* **Exercise instructions**:
Once you have read the records below, restate them word for word.

(Component data from apps and pages)
=== Section Start ===

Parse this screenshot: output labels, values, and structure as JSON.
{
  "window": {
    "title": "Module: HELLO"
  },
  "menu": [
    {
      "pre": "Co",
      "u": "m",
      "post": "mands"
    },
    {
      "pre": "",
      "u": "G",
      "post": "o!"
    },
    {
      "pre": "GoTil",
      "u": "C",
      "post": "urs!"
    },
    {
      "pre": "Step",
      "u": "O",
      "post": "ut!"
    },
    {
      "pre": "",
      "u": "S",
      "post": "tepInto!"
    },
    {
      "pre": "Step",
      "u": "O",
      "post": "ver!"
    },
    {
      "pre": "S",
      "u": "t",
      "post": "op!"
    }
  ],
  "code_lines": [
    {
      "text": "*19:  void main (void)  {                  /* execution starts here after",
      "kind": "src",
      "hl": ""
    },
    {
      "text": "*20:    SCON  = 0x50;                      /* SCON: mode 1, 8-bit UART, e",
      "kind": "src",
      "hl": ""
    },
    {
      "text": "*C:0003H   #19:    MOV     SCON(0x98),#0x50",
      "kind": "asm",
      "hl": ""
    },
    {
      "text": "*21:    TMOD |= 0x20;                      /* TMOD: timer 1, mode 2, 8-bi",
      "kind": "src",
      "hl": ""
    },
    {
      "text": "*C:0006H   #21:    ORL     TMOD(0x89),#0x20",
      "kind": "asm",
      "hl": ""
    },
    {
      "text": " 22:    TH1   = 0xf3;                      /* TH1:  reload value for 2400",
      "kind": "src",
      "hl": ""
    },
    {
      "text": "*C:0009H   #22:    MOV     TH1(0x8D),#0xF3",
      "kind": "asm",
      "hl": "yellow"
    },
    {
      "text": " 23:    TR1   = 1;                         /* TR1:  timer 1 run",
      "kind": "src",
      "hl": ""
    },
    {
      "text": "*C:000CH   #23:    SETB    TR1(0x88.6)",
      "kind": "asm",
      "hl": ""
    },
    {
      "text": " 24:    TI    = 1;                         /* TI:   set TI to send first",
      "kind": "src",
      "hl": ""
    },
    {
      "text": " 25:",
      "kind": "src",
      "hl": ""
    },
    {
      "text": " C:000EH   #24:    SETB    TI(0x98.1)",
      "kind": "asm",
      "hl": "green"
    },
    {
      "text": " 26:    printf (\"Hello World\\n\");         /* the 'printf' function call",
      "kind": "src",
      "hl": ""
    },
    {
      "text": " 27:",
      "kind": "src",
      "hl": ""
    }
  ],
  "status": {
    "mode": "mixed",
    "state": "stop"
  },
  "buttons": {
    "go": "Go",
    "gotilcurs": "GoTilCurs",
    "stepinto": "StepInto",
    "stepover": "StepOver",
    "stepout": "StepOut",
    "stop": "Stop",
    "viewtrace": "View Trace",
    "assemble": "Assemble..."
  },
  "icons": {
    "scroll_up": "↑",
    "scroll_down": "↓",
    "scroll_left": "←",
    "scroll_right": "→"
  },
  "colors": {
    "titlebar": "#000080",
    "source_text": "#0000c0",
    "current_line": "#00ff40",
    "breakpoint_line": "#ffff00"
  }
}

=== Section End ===

* **Output below**:
Parse this screenshot: output labels, values, and structure as JSON.
{
  "window": {
    "title": "Module: HELLO"
  },
  "menu": [
    {
      "pre": "Co",
      "u": "m",
      "post": "mands"
    },
    {
      "pre": "",
      "u": "G",
      "post": "o!"
    },
    {
      "pre": "GoTil",
      "u": "C",
      "post": "urs!"
    },
    {
      "pre": "Step",
      "u": "O",
      "post": "ut!"
    },
    {
      "pre": "",
      "u": "S",
      "post": "tepInto!"
    },
    {
      "pre": "Step",
      "u": "O",
      "post": "ver!"
    },
    {
      "pre": "S",
      "u": "t",
      "post": "op!"
    }
  ],
  "code_lines": [
    {
      "text": "*19:  void main (void)  {                  /* execution starts here after",
      "kind": "src",
      "hl": ""
    },
    {
      "text": "*20:    SCON  = 0x50;                      /* SCON: mode 1, 8-bit UART, e",
      "kind": "src",
      "hl": ""
    },
    {
      "text": "*C:0003H   #19:    MOV     SCON(0x98),#0x50",
      "kind": "asm",
      "hl": ""
    },
    {
      "text": "*21:    TMOD |= 0x20;                      /* TMOD: timer 1, mode 2, 8-bi",
      "kind": "src",
      "hl": ""
    },
    {
      "text": "*C:0006H   #21:    ORL     TMOD(0x89),#0x20",
      "kind": "asm",
      "hl": ""
    },
    {
      "text": " 22:    TH1   = 0xf3;                      /* TH1:  reload value for 2400",
      "kind": "src",
      "hl": ""
    },
    {
      "text": "*C:0009H   #22:    MOV     TH1(0x8D),#0xF3",
      "kind": "asm",
      "hl": "yellow"
    },
    {
      "text": " 23:    TR1   = 1;                         /* TR1:  timer 1 run",
      "kind": "src",
      "hl": ""
    },
    {
      "text": "*C:000CH   #23:    SETB    TR1(0x88.6)",
      "kind": "asm",
      "hl": ""
    },
    {
      "text": " 24:    TI    = 1;                         /* TI:   set TI to send first",
      "kind": "src",
      "hl": ""
    },
    {
      "text": " 25:",
      "kind": "src",
      "hl": ""
    },
    {
      "text": " C:000EH   #24:    SETB    TI(0x98.1)",
      "kind": "asm",
      "hl": "green"
    },
    {
      "text": " 26:    printf (\"Hello World\\n\");         /* the 'printf' function call",
      "kind": "src",
      "hl": ""
    },
    {
      "text": " 27:",
      "kind": "src",
      "hl": ""
    }
  ],
  "status": {
    "mode": "mixed",
    "state": "stop"
  },
  "buttons": {
    "go": "Go",
    "gotilcurs": "GoTilCurs",
    "stepinto": "StepInto",
    "stepover": "StepOver",
    "stepout": "StepOut",
    "stop": "Stop",
    "viewtrace": "View Trace",
    "assemble": "Assemble..."
  },
  "icons": {
    "scroll_up": "↑",
    "scroll_down": "↓",
    "scroll_left": "←",
    "scroll_right": "→"
  },
  "colors": {
    "titlebar": "#000080",
    "source_text": "#0000c0",
    "current_line": "#00ff40",
    "breakpoint_line": "#ffff00"
  }
}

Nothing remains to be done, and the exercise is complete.